* [To do] Could you give every record again, exactly as it reads?

* [Raw data]

----

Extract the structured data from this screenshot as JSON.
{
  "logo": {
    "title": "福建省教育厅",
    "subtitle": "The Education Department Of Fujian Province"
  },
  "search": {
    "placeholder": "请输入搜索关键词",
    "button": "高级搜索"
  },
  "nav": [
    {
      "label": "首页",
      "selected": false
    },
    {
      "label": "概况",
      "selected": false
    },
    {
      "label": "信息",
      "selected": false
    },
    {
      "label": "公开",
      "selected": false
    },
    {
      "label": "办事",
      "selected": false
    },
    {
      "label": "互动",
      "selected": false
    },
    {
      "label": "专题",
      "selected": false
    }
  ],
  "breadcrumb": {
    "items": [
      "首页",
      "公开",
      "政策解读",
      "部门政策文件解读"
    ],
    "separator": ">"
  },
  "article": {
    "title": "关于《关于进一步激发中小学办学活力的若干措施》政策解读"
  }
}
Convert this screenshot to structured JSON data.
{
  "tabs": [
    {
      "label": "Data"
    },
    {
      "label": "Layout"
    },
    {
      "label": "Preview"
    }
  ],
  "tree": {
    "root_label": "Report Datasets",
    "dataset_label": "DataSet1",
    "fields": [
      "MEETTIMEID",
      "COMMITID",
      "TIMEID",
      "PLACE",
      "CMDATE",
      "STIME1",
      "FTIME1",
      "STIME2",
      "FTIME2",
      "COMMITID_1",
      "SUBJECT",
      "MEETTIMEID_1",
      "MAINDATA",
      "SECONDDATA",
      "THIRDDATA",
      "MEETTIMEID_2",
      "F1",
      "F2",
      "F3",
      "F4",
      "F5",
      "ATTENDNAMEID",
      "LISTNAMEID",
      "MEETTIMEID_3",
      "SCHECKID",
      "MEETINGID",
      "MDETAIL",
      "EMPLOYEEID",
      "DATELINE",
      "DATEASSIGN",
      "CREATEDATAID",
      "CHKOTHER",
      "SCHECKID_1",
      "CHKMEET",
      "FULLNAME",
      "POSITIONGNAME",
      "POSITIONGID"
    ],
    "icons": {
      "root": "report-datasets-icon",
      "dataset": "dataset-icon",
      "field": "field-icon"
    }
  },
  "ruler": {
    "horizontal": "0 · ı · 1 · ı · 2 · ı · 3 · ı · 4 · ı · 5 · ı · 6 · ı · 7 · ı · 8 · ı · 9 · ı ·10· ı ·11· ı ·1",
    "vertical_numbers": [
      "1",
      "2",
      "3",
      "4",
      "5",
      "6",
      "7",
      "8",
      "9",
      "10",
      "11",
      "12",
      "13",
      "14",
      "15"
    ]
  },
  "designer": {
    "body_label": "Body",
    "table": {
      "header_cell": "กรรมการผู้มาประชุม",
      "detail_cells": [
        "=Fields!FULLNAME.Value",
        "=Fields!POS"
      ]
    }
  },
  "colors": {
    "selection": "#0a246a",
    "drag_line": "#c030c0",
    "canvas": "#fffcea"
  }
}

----

* [Written answer]
Extract the structured data from this screenshot as JSON.
{
  "logo": {
    "title": "福建省教育厅",
    "subtitle": "The Education Department Of Fujian Province"
  },
  "search": {
    "placeholder": "请输入搜索关键词",
    "button": "高级搜索"
  },
  "nav": [
    {
      "label": "首页",
      "selected": false
    },
    {
      "label": "概况",
      "selected": false
    },
    {
      "label": "信息",
      "selected": false
    },
    {
      "label": "公开",
      "selected": false
    },
    {
      "label": "办事",
      "selected": false
    },
    {
      "label": "互动",
      "selected": false
    },
    {
      "label": "专题",
      "selected": false
    }
  ],
  "breadcrumb": {
    "items": [
      "首页",
      "公开",
      "政策解读",
      "部门政策文件解读"
    ],
    "separator": ">"
  },
  "article": {
    "title": "关于《关于进一步激发中小学办学活力的若干措施》政策解读"
  }
}
Convert this screenshot to structured JSON data.
{
  "tabs": [
    {
      "label": "Data"
    },
    {
      "label": "Layout"
    },
    {
      "label": "Preview"
    }
  ],
  "tree": {
    "root_label": "Report Datasets",
    "dataset_label": "DataSet1",
    "fields": [
      "MEETTIMEID",
      "COMMITID",
      "TIMEID",
      "PLACE",
      "CMDATE",
      "STIME1",
      "FTIME1",
      "STIME2",
      "FTIME2",
      "COMMITID_1",
      "SUBJECT",
      "MEETTIMEID_1",
      "MAINDATA",
      "SECONDDATA",
      "THIRDDATA",
      "MEETTIMEID_2",
      "F1",
      "F2",
      "F3",
      "F4",
      "F5",
      "ATTENDNAMEID",
      "LISTNAMEID",
      "MEETTIMEID_3",
      "SCHECKID",
      "MEETINGID",
      "MDETAIL",
      "EMPLOYEEID",
      "DATELINE",
      "DATEASSIGN",
      "CREATEDATAID",
      "CHKOTHER",
      "SCHECKID_1",
      "CHKMEET",
      "FULLNAME",
      "POSITIONGNAME",
      "POSITIONGID"
    ],
    "icons": {
      "root": "report-datasets-icon",
      "dataset": "dataset-icon",
      "field": "field-icon"
    }
  },
  "ruler": {
    "horizontal": "0 · ı · 1 · ı · 2 · ı · 3 · ı · 4 · ı · 5 · ı · 6 · ı · 7 · ı · 8 · ı · 9 · ı ·10· ı ·11· ı ·1",
    "vertical_numbers": [
      "1",
      "2",
      "3",
      "4",
      "5",
      "6",
      "7",
      "8",
      "9",
      "10",
      "11",
      "12",
      "13",
      "14",
      "15"
    ]
  },
  "designer": {
    "body_label": "Body",
    "table": {
      "header_cell": "กรรมการผู้มาประชุม",
      "detail_cells": [
        "=Fields!FULLNAME.Value",
        "=Fields!POS"
      ]
    }
  },
  "colors": {
    "selection": "#0a246a",
    "drag_line": "#c030c0",
    "canvas": "#fffcea"
  }
}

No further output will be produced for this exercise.